But it’s the second half of Amerikana that impresses more. ‘PsyOp’ is altogether more stripped back, gone is the swampy reverb in favour of a more percussive early sixties sound at times reminiscent of The Animals or The Beatles’ more experimental stuff, especially in the harmonies and backing vocals if you listen close enough before it eventually dissolves into a looping, droning Amorphous Androgynous-like outro. And on ‘The Highest Meadow’ the band really find their sound; melodic and hymnal with a debt to early gospel (in particular Amazing Grace); it’s authentic but unnervingly original at the same time, and as it slowly builds into something magical you realise how much of what has gone before on Amerikana is so one paced, and it’s a track that would sit high on any Americana/psyche album down the years. Finally, daft closer ‘Pillow Sittin’’ is a straight-up country rocker about wanking and shows the band’s goofier side, what’s not to love, eh?
Amerikana is a good album, there’s no doubting that, the title is apt but the quality sometimes lacks as does originality, also apparent in the derivative list of influences that comes with the press release, many of whom I’ve already mentioned. I’m a sucker for pedal steel and harmonica but the dark Steinbeckian tales of grit and dirt, and coming of age themes are also missing in the often-indecipherable vocals for it to be a classic reworking of the genre. With albums in the last 3-4 years by the likes of Horseback (on Piedmont Apocrypha) and DBUK both pushing the Americana sound in new and inspiring directions The Stevenson Ranch Davidians will need to kick on if they are to be held in such esteemed company.
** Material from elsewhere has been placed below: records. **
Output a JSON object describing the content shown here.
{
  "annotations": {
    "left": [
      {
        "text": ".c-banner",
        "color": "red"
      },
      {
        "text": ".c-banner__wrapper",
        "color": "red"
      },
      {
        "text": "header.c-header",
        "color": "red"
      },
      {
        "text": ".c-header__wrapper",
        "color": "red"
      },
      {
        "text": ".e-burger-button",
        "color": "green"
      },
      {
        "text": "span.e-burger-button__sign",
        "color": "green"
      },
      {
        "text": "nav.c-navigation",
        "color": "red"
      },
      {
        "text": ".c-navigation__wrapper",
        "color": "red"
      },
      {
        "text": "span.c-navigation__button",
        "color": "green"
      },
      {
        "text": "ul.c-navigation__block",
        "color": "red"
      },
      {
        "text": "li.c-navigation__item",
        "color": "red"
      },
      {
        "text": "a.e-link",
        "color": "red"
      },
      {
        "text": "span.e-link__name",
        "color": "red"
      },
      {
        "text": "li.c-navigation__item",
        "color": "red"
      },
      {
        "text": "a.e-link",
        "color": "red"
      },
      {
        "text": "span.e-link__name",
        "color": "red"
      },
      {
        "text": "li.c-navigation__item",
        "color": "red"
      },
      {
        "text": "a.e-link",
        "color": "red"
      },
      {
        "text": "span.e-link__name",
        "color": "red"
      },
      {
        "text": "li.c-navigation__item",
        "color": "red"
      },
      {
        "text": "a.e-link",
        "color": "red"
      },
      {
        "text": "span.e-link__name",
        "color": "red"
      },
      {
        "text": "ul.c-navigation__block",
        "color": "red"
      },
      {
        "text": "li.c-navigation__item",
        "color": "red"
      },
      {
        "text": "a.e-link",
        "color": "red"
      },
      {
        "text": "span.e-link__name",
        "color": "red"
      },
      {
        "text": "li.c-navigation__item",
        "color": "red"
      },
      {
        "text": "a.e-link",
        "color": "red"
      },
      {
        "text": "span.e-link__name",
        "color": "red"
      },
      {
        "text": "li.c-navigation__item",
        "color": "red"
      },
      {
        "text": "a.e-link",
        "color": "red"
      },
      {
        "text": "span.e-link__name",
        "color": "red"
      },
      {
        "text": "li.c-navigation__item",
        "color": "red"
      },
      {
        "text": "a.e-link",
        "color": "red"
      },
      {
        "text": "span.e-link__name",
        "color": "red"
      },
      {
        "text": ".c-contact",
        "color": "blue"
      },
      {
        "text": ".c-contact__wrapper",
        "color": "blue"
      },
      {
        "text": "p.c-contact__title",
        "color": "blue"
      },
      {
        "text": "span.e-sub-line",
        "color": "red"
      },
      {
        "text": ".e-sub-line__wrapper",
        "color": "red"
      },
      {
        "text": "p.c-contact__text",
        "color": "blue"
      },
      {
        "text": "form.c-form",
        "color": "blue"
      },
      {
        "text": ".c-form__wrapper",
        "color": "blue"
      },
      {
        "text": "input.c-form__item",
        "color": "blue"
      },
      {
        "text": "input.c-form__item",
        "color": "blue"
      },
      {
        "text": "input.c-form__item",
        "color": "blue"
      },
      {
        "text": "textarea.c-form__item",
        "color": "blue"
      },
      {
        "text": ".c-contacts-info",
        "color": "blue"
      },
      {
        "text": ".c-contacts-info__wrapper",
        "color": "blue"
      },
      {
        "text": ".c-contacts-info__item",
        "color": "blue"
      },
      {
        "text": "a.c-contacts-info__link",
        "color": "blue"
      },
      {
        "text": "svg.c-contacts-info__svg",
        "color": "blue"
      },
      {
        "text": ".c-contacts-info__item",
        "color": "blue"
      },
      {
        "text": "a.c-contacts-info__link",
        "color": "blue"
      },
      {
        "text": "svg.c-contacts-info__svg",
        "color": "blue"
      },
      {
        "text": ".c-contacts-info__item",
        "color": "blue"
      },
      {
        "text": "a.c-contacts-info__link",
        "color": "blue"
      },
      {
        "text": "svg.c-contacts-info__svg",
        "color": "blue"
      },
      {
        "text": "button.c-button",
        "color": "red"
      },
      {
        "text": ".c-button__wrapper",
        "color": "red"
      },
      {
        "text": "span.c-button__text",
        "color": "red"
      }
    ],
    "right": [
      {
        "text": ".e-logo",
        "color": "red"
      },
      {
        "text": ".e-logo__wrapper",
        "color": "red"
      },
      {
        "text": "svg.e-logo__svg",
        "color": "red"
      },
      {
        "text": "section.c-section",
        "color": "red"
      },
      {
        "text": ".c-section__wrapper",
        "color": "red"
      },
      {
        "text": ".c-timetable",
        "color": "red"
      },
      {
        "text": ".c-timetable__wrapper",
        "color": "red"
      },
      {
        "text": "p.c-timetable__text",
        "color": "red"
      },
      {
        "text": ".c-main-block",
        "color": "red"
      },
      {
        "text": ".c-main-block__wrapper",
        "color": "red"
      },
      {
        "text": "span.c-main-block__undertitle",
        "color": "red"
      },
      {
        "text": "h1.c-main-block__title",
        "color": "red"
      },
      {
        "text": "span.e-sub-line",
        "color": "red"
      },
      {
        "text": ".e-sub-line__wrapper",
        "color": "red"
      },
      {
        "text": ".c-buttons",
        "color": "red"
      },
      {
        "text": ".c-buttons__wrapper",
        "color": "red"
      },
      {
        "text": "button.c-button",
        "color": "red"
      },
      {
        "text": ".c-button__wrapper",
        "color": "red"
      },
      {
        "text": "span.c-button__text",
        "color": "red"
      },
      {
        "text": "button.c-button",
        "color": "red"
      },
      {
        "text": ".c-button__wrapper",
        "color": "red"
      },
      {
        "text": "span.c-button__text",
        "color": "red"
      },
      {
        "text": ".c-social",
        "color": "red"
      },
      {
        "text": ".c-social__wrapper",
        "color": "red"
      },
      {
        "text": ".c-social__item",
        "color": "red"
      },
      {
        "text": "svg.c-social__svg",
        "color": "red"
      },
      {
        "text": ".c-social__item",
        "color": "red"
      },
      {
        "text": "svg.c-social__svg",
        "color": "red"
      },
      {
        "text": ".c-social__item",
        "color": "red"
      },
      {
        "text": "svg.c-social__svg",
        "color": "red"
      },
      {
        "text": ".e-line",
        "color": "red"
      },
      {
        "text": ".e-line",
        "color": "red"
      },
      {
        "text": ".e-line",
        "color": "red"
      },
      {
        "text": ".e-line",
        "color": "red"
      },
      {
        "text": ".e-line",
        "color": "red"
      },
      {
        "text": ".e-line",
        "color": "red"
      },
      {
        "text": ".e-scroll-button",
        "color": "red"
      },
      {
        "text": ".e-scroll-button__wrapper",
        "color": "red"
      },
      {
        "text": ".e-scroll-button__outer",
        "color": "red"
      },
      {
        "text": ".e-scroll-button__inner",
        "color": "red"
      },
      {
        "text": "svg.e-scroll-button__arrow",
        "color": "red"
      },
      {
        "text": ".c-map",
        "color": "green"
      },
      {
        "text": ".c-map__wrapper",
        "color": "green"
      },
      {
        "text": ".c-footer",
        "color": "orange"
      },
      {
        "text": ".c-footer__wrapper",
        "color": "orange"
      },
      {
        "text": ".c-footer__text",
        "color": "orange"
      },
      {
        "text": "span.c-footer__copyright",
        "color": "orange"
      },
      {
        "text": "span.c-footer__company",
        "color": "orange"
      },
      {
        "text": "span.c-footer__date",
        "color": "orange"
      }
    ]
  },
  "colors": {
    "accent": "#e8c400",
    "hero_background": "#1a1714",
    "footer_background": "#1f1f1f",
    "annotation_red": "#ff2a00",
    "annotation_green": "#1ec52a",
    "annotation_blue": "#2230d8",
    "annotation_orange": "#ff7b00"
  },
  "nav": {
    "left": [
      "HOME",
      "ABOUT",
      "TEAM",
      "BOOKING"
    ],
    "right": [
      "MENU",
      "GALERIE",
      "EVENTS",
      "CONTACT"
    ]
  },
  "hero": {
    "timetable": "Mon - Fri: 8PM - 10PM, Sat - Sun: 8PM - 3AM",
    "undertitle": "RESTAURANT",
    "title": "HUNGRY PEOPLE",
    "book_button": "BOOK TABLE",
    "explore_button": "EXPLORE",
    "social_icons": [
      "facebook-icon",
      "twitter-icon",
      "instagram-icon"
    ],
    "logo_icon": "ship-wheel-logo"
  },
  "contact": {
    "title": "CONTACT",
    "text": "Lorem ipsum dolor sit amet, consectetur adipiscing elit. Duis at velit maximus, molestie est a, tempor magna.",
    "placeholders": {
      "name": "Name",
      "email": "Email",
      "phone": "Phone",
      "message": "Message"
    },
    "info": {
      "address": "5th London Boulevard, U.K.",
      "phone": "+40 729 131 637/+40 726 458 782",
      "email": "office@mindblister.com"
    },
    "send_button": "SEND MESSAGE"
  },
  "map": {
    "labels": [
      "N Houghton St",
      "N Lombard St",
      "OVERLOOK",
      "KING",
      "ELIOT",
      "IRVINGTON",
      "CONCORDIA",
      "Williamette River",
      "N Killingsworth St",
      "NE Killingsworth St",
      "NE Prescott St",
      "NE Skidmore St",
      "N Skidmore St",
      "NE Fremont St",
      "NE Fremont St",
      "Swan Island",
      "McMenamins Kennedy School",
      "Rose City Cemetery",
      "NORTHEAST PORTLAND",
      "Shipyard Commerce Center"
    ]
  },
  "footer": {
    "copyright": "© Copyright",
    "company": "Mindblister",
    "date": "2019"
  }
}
Amerikana is released on June 9th through Picture in My Ear records.